Every once in a while, I find myself liking music that is typically outside of my wheelhouse. On top of that, Facebook has gotten pretty good at recommending music that I will enjoy. The latest discovery is 49 Burning Condors, and I’m pretty taken by their sound. Their new EP is called “Truths and Roses”, and it released on August 8th.
49 Burning Condors hails from Philadelphia, PA. That surprised me due to the style of their music, but somehow it makes them even more novel than I anticipated. The band includes Kimber Dulin on vocals, Christopher Tremoglie on guitar and piano, Zachary Rinck on bass, Jason Gooch on drums, and Sasha Ki on violin.
The band plays a folk rock that has several adjectives. Some might call it southern gothic, others might call it swamp rock, indie folk, or alternative folk. Whatever you call it, the band has a groovy, bluesy style of American folk rock that specifically takes inspiration from the Deep South, such as New Orleans, and the haunting visions thereof. There is canter and wallop in their sound that offers incredibly tasty bass grooves, and that is somehow quite addictive. Some of their bluesier folk moments remind me of Alice in Chains’ “Jar of Flies” EP, though I don’t think this band is influenced much by AiC.
I love the overall sound, not just of the style, but of the production, too. The mix is atmospheric and layered, and all of the instruments find their voice inside of it. You will notice that they have a full time violinist, and Sasha is a vital part of their folk sound, whether playing catchy rhythms or more abstract effects. Between the lovable rhythm section, the searing violins, and unnerving guitar and piano, the entire EP rocks with a poignant, yet instantly appealing sound.

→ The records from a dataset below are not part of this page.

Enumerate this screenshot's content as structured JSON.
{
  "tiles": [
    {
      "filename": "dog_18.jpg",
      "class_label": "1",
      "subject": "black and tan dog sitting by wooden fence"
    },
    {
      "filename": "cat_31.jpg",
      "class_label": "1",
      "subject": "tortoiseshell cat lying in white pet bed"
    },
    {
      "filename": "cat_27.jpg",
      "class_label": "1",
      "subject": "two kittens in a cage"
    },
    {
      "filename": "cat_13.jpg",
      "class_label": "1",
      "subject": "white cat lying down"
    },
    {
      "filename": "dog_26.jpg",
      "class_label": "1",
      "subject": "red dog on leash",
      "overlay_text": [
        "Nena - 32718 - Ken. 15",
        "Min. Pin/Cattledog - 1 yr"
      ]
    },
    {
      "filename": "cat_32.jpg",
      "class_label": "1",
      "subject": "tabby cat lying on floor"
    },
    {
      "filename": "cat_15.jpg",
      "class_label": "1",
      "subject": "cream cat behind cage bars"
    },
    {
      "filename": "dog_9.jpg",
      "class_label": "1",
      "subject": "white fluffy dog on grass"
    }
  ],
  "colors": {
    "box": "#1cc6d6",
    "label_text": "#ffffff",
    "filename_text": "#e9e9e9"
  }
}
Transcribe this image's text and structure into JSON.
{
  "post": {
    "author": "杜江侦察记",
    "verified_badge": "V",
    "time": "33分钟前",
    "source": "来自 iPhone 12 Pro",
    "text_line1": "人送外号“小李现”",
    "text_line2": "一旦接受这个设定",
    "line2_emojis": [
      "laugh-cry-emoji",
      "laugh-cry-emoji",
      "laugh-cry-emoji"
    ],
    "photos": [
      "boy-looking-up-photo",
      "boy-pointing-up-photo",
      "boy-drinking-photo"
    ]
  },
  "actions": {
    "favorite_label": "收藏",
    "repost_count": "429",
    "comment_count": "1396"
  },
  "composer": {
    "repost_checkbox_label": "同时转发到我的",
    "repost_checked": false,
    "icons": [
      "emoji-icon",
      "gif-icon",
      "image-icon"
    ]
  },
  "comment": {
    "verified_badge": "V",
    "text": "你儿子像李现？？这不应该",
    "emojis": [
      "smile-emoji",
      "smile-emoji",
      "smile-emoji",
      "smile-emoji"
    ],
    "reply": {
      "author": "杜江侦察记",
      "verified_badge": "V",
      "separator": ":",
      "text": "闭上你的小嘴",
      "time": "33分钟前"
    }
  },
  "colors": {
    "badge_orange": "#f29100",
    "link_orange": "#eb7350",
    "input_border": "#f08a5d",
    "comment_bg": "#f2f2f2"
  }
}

Kimber’s voice completes the sound, too. She, at times, reminds me of Courtney Swain of Bent Knee, and I have to assume that she was a fan of Dolores O’Riordan of The Cranberries. So, she doesn’t sing with a twang, like in American country music, but does sing with a vivid tone full of personality and complex changes in pitch. The band wouldn’t be the same without her.
“Truths and Roses” is a dark EP, but one with haunting beauty. It has six tracks and clocks in around 25 minutes in length. For my money, though, it feels like a full album. The single is called “Marigold Lake”, and it is a great opener for the album. It specifically displays the band’s bouncing, bluesy style, and Kimber sounds completely in her element.
My favorite songs are “Slow”, “Rosaleen”, and “Jim Jones”, though all of the songs are excellent. “Slow” is something of a slow burn, but soon gives us an amazing, groovy folk rock that really works. It feels heavier than many metal bands out there today, honestly. “Rosaleen” is a fantastic track that offers some abstractions and ghostly specters for our imaginations. The instrumental in the second half is truly unsettling. “Jim Jones” is the closer, and the longest song on the album. It has one of the folksiest rhythms on the album, but more in that mysteriously dark American style of storytelling, rather than in the cheesy American folk that we have so much of over here. I especially love the second half with Kimber’s lone voice playing up against nothing but space, after which each instrument slowly comes into the picture, building a wall of folk rock that ends the EP perfectly.
I’ve really fallen for this EP. 49 Burning Condors has the personality and ambition of many bands in the progressive genre, which I think is why I have taken to them. They mix genres and tones with great deftness and skill, and the results are dark and Romantic in very beautiful and American ways. “Truths and Roses” is worth your time and money.
Find 49 Burning Condors online: